The IMF, which completed a review mission to the country on Tuesday, said growth was mainly held back by the continued decline in oil production and delays in the launch of a new natural gas field.
“The economic outlook for 2018 is positive, albeit subject to downside risks. Growth should improve to about 4.2 percent, due to the entry into production of the new offshore natural gas platform,” said Corinne Delechat, the head of the mission.
The IMF approved a $666 million, three-year extended credit facility in June for Cameroon, which has been hit hard by the global decline in crude prices.
The government has also been forced to concentrate resources on combating the threat of Islamist Boko Haram militants along its northwestern border with Nigeria.
“In the medium term, growth should gradually increase further to 5 to 5.5 percent as key infrastructure projects are completed, including hydroelectrical power plants, the deep-sea port and roads,” Delechat said.
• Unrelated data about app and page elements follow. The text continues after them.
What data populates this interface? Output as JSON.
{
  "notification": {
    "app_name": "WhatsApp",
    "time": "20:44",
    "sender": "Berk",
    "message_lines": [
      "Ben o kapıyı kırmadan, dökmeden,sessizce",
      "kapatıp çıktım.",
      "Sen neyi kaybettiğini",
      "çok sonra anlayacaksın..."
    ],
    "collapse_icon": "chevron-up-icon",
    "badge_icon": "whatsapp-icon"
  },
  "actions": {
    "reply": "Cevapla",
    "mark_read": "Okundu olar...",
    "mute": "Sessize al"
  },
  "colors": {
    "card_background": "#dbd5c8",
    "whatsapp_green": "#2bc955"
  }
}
Cameroon, meanwhile, recorded year-on-year inflation of 0.6 percent at the end of June. (Reporting by Joe Bavier, editing by Jeremy Gaunt)